There is yet to be a set date for the House to take up debate before a vote on the proposed measure, but supporters are confident it will occur before the end of the legislative session on May 22nd. Likewise, the Senate version of the bill from Sen. Lindsey Port (D), which the Taxes Committee approved in a 6-3 vote on the same day its House counterpart survived its committee gauntlet, still has one more committee stop before it can potentially head to the Senate for a final vote.
During their collective journeys, both bills have undergone dramatic changes to appease concerned parties ranging from Minnesota hemp industry stakeholders to drug treatment community advocates. As a result, the House and Senate versions added amendments, including:
Tax dollars for drug recognition expert training and poison control centers
A new license category for hemp-based businesses that sell "lower-potency edible products"
Reduced regulatory requirements for those licensees
Proposed adjustments to tax rates levied on cannabis sales over time
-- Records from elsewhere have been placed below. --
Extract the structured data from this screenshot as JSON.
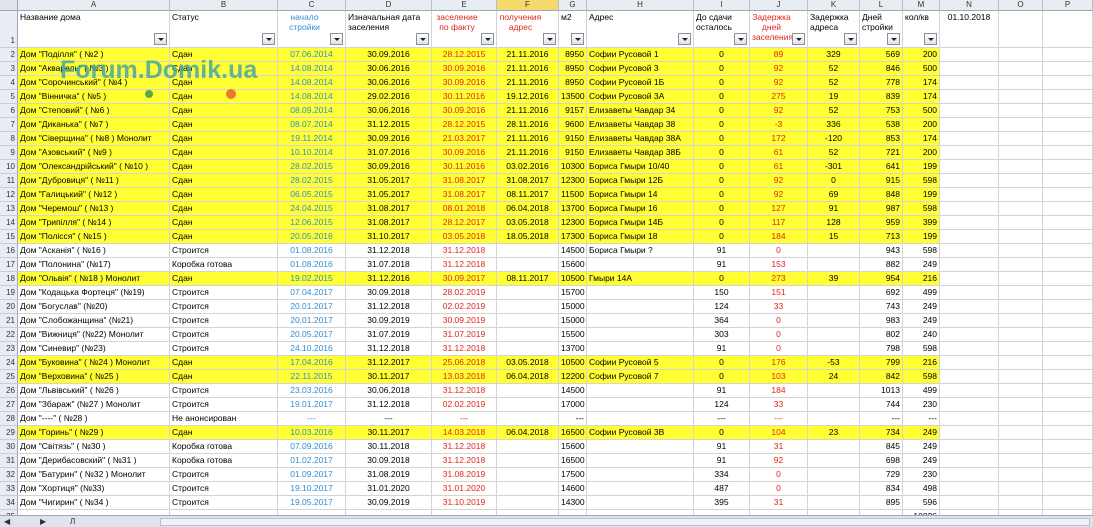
{
  "columns": [
    "A",
    "B",
    "C",
    "D",
    "E",
    "F",
    "G",
    "H",
    "I",
    "J",
    "K",
    "L",
    "M",
    "N",
    "O",
    "P"
  ],
  "headers": [
    {
      "text": "Название дома",
      "color": "",
      "filter": true
    },
    {
      "text": "Статус",
      "color": "",
      "filter": true
    },
    {
      "text": "начало стройки",
      "color": "blue",
      "filter": true
    },
    {
      "text": "Изначальная дата заселения",
      "color": "",
      "filter": true
    },
    {
      "text": "заселение по факту",
      "color": "red",
      "filter": true
    },
    {
      "text": "получения адрес",
      "color": "red",
      "filter": true
    },
    {
      "text": "м2",
      "color": "",
      "filter": true
    },
    {
      "text": "Адрес",
      "color": "",
      "filter": true
    },
    {
      "text": "До сдачи осталось",
      "color": "",
      "filter": true
    },
    {
      "text": "Задержка дней заселения",
      "color": "red",
      "filter": true
    },
    {
      "text": "Задержка адреса",
      "color": "",
      "filter": true
    },
    {
      "text": "Дней стройки",
      "color": "",
      "filter": true
    },
    {
      "text": "кол/кв",
      "color": "",
      "filter": true
    },
    {
      "text": "01.10.2018",
      "color": "",
      "filter": false
    },
    {
      "text": "",
      "color": "",
      "filter": false
    },
    {
      "text": "",
      "color": "",
      "filter": false
    }
  ],
  "rows": [
    {
      "n": 2,
      "y": true,
      "c": [
        "Дом \"Поділля\" ( №2 )",
        "Сдан",
        "07.06.2014",
        "30.09.2016",
        "28.12.2015",
        "21.11.2016",
        "8950",
        "Софии Русовой 1",
        "0",
        "89",
        "329",
        "569",
        "200"
      ]
    },
    {
      "n": 3,
      "y": true,
      "c": [
        "Дом \"Акварель\" ( №3 )",
        "Сдан",
        "14.08.2014",
        "30.06.2016",
        "30.09.2016",
        "21.11.2016",
        "8950",
        "Софии Русовой 3",
        "0",
        "92",
        "52",
        "846",
        "500"
      ]
    },
    {
      "n": 4,
      "y": true,
      "c": [
        "Дом \"Сорочинський\" ( №4 )",
        "Сдан",
        "14.08.2014",
        "30.06.2016",
        "30.09.2016",
        "21.11.2016",
        "8950",
        "Софии Русовой 1Б",
        "0",
        "92",
        "52",
        "778",
        "174"
      ]
    },
    {
      "n": 5,
      "y": true,
      "c": [
        "Дом \"Вінничка\" ( №5 )",
        "Сдан",
        "14.08.2014",
        "29.02.2016",
        "30.11.2016",
        "19.12.2016",
        "13500",
        "Софии Русовой 3А",
        "0",
        "275",
        "19",
        "839",
        "174"
      ]
    },
    {
      "n": 6,
      "y": true,
      "c": [
        "Дом \"Степовий\" ( №6 )",
        "Сдан",
        "08.09.2014",
        "30.06.2016",
        "30.09.2016",
        "21.11.2016",
        "9157",
        "Елизаветы Чавдар 34",
        "0",
        "92",
        "52",
        "753",
        "500"
      ]
    },
    {
      "n": 7,
      "y": true,
      "c": [
        "Дом \"Диканька\" ( №7 )",
        "Сдан",
        "08.07.2014",
        "31.12.2015",
        "28.12.2015",
        "28.11.2016",
        "9600",
        "Елизаветы Чавдар 38",
        "0",
        "-3",
        "336",
        "538",
        "200"
      ]
    },
    {
      "n": 8,
      "y": true,
      "c": [
        "Дом \"Сіверщина\" ( №8 ) Монолит",
        "Сдан",
        "19.11.2014",
        "30.09.2016",
        "21.03.2017",
        "21.11.2016",
        "9150",
        "Елизаветы Чавдар 38А",
        "0",
        "172",
        "-120",
        "853",
        "174"
      ]
    },
    {
      "n": 9,
      "y": true,
      "c": [
        "Дом \"Азовський\" ( №9 )",
        "Сдан",
        "10.10.2014",
        "31.07.2016",
        "30.09.2016",
        "21.11.2016",
        "9150",
        "Елизаветы Чавдар 38Б",
        "0",
        "61",
        "52",
        "721",
        "200"
      ]
    },
    {
      "n": 10,
      "y": true,
      "c": [
        "Дом \"Олександрійський\" ( №10 )",
        "Сдан",
        "28.02.2015",
        "30.09.2016",
        "30.11.2016",
        "03.02.2016",
        "10300",
        "Бориса Гмыри 10/40",
        "0",
        "61",
        "-301",
        "641",
        "199"
      ]
    },
    {
      "n": 11,
      "y": true,
      "c": [
        "Дом \"Дубровиця\" ( №11 )",
        "Сдан",
        "28.02.2015",
        "31.05.2017",
        "31.08.2017",
        "31.08.2017",
        "12300",
        "Бориса Гмыри 12Б",
        "0",
        "92",
        "0",
        "915",
        "598"
      ]
    },
    {
      "n": 12,
      "y": true,
      "c": [
        "Дом \"Галицький\" ( №12 )",
        "Сдан",
        "06.05.2015",
        "31.05.2017",
        "31.08.2017",
        "08.11.2017",
        "11500",
        "Бориса Гмыри 14",
        "0",
        "92",
        "69",
        "848",
        "199"
      ]
    },
    {
      "n": 13,
      "y": true,
      "c": [
        "Дом \"Черемош\" ( №13 )",
        "Сдан",
        "24.04.2015",
        "31.08.2017",
        "08.01.2018",
        "06.04.2018",
        "13700",
        "Бориса Гмыри 16",
        "0",
        "127",
        "91",
        "987",
        "598"
      ]
    },
    {
      "n": 14,
      "y": true,
      "c": [
        "Дом \"Трипілля\" ( №14 )",
        "Сдан",
        "12.06.2015",
        "31.08.2017",
        "28.12.2017",
        "03.05.2018",
        "12300",
        "Бориса Гмыри 14Б",
        "0",
        "117",
        "128",
        "959",
        "399"
      ]
    },
    {
      "n": 15,
      "y": true,
      "c": [
        "Дом \"Полісся\" ( №15 )",
        "Сдан",
        "20.05.2016",
        "31.10.2017",
        "03.05.2018",
        "18.05.2018",
        "17300",
        "Бориса Гмыри 18",
        "0",
        "184",
        "15",
        "713",
        "199"
      ]
    },
    {
      "n": 16,
      "y": false,
      "c": [
        "Дом \"Асканія\" ( №16 )",
        "Строится",
        "01.08.2016",
        "31.12.2018",
        "31.12.2018",
        "",
        "14500",
        "Бориса Гмыри ?",
        "91",
        "0",
        "",
        "943",
        "598"
      ]
    },
    {
      "n": 17,
      "y": false,
      "c": [
        "Дом \"Полонина\" (№17)",
        "Коробка готова",
        "01.08.2016",
        "31.07.2018",
        "31.12.2018",
        "",
        "15600",
        "",
        "91",
        "153",
        "",
        "882",
        "249"
      ]
    },
    {
      "n": 18,
      "y": true,
      "c": [
        "Дом \"Ольвія\" ( №18 ) Монолит",
        "Сдан",
        "19.02.2015",
        "31.12.2016",
        "30.09.2017",
        "08.11.2017",
        "10500",
        "Гмыри 14А",
        "0",
        "273",
        "39",
        "954",
        "216"
      ]
    },
    {
      "n": 19,
      "y": false,
      "c": [
        "Дом \"Кодацька Фортеця\" (№19)",
        "Строится",
        "07.04.2017",
        "30.09.2018",
        "28.02.2019",
        "",
        "15700",
        "",
        "150",
        "151",
        "",
        "692",
        "499"
      ]
    },
    {
      "n": 20,
      "y": false,
      "c": [
        "Дом \"Богуслав\" (№20)",
        "Строится",
        "20.01.2017",
        "31.12.2018",
        "02.02.2019",
        "",
        "15000",
        "",
        "124",
        "33",
        "",
        "743",
        "249"
      ]
    },
    {
      "n": 21,
      "y": false,
      "c": [
        "Дом \"Слобожанщина\" (№21)",
        "Строится",
        "20.01.2017",
        "30.09.2019",
        "30.09.2019",
        "",
        "15000",
        "",
        "364",
        "0",
        "",
        "983",
        "249"
      ]
    },
    {
      "n": 22,
      "y": false,
      "c": [
        "Дом \"Вижниця\" (№22) Монолит",
        "Строится",
        "20.05.2017",
        "31.07.2019",
        "31.07.2019",
        "",
        "15500",
        "",
        "303",
        "0",
        "",
        "802",
        "240"
      ]
    },
    {
      "n": 23,
      "y": false,
      "c": [
        "Дом \"Синевир\" (№23)",
        "Строится",
        "24.10.2016",
        "31.12.2018",
        "31.12.2018",
        "",
        "13700",
        "",
        "91",
        "0",
        "",
        "798",
        "598"
      ]
    },
    {
      "n": 24,
      "y": true,
      "c": [
        "Дом \"Буковина\" ( №24 ) Монолит",
        "Сдан",
        "17.04.2016",
        "31.12.2017",
        "25.06.2018",
        "03.05.2018",
        "10500",
        "Софии Русовой 5",
        "0",
        "176",
        "-53",
        "799",
        "216"
      ]
    },
    {
      "n": 25,
      "y": true,
      "c": [
        "Дом \"Верховина\" ( №25 )",
        "Сдан",
        "22.11.2015",
        "30.11.2017",
        "13.03.2018",
        "06.04.2018",
        "12200",
        "Софии Русовой 7",
        "0",
        "103",
        "24",
        "842",
        "598"
      ]
    },
    {
      "n": 26,
      "y": false,
      "c": [
        "Дом \"Львівський\" ( №26 )",
        "Строится",
        "23.03.2016",
        "30.06.2018",
        "31.12.2018",
        "",
        "14500",
        "",
        "91",
        "184",
        "",
        "1013",
        "499"
      ]
    },
    {
      "n": 27,
      "y": false,
      "c": [
        "Дом \"Збараж\" (№27 ) Монолит",
        "Строится",
        "19.01.2017",
        "31.12.2018",
        "02.02.2019",
        "",
        "17000",
        "",
        "124",
        "33",
        "",
        "744",
        "230"
      ]
    },
    {
      "n": 28,
      "y": false,
      "c": [
        "Дом \"----\" ( №28 )",
        "Не анонсирован",
        "---",
        "---",
        "---",
        "",
        "---",
        "",
        "---",
        "---",
        "",
        "---",
        "---"
      ]
    },
    {
      "n": 29,
      "y": true,
      "c": [
        "Дом \"Горинь\" ( №29 )",
        "Сдан",
        "10.03.2016",
        "30.11.2017",
        "14.03.2018",
        "06.04.2018",
        "16500",
        "Софии Русовой 3В",
        "0",
        "104",
        "23",
        "734",
        "249"
      ]
    },
    {
      "n": 30,
      "y": false,
      "c": [
        "Дом \"Світязь\" ( №30 )",
        "Коробка готова",
        "07.09.2016",
        "30.11.2018",
        "31.12.2018",
        "",
        "15600",
        "",
        "91",
        "31",
        "",
        "845",
        "249"
      ]
    },
    {
      "n": 31,
      "y": false,
      "c": [
        "Дом \"Дерибасовский\" ( №31 )",
        "Коробка готова",
        "01.02.2017",
        "30.09.2018",
        "31.12.2018",
        "",
        "16500",
        "",
        "91",
        "92",
        "",
        "698",
        "249"
      ]
    },
    {
      "n": 32,
      "y": false,
      "c": [
        "Дом \"Батурин\" ( №32 ) Монолит",
        "Строится",
        "01.09.2017",
        "31.08.2019",
        "31.08.2019",
        "",
        "17500",
        "",
        "334",
        "0",
        "",
        "729",
        "230"
      ]
    },
    {
      "n": 33,
      "y": false,
      "c": [
        "Дом \"Хортиця\" (№33)",
        "Строится",
        "19.10.2017",
        "31.01.2020",
        "31.01.2020",
        "",
        "14600",
        "",
        "487",
        "0",
        "",
        "834",
        "498"
      ]
    },
    {
      "n": 34,
      "y": false,
      "c": [
        "Дом \"Чигирин\" ( №34 )",
        "Строится",
        "19.05.2017",
        "30.09.2019",
        "31.10.2019",
        "",
        "14300",
        "",
        "395",
        "31",
        "",
        "895",
        "596"
      ]
    },
    {
      "n": 35,
      "y": false,
      "c": [
        "",
        "",
        "",
        "",
        "",
        "",
        "",
        "",
        "",
        "",
        "",
        "",
        "10826"
      ]
    }
  ],
  "watermark": "Forum.Domik.ua",
  "sheet_tab": "Л"
}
While both measures predominantly align from a content standpoint, a bicameral conference committee will most likely need to convene to reconcile any remaining variances when both chambers meet to discuss and act on their respective versions.
On the surface, Minnesota's effort to join the progressive ranks of those states that have already created legal recreational marijuana markets appears to be nothing but virtuous. However, there is a dark and unsavory side to the machinery behind this marijuana movement. One of the prominent organizations supporting the state effort to legalize adult-use cannabis is MN is Ready.
The advocacy group has exceptionally close ties to this particular piece of legislation. Its current campaign chairman, former House Majority Leader Ryan Winkler (D), sponsored a 2021 legalization bill on which both the current House and Senate versions are heavily based. His relationships within the State House and with lawmakers have given MN is Ready access and influence unavailable to other groups interested in and potentially significantly impacted by the proposed measure.
Unfortunately, the ultimate end sought by MN is Ready, and its leadership core has led to racially motivated attacks and defamatory statements by key organization members against business owners of color in the Minnesota hemp industry.
In their blind zeal and single-minded focus to pass marijuana legalization legislation at all costs, MN is Ready's executive leadership group has knowingly and approvingly unleashed their bigoted attack dogs on hard-working, tax-paying and community-oriented entrepreneurs who simply want a fair playing field and equal access to voice their economic and legal concerns over a potential law that could devastate the hemp industry in Minnesota.
Most passionate and innovative individuals in the hemp and legal cannabis industries would welcome legal marijuana in Minnesota. The benefits, financially and from a health and wellness perspective, are exponentially enormous. However, there is no place for racial attacks and old-century bullying tactics to forward a political goal. That is not what Minnesotans are about. That is not what 4/20 is about. And it is most definitely not what 21st-century America is about.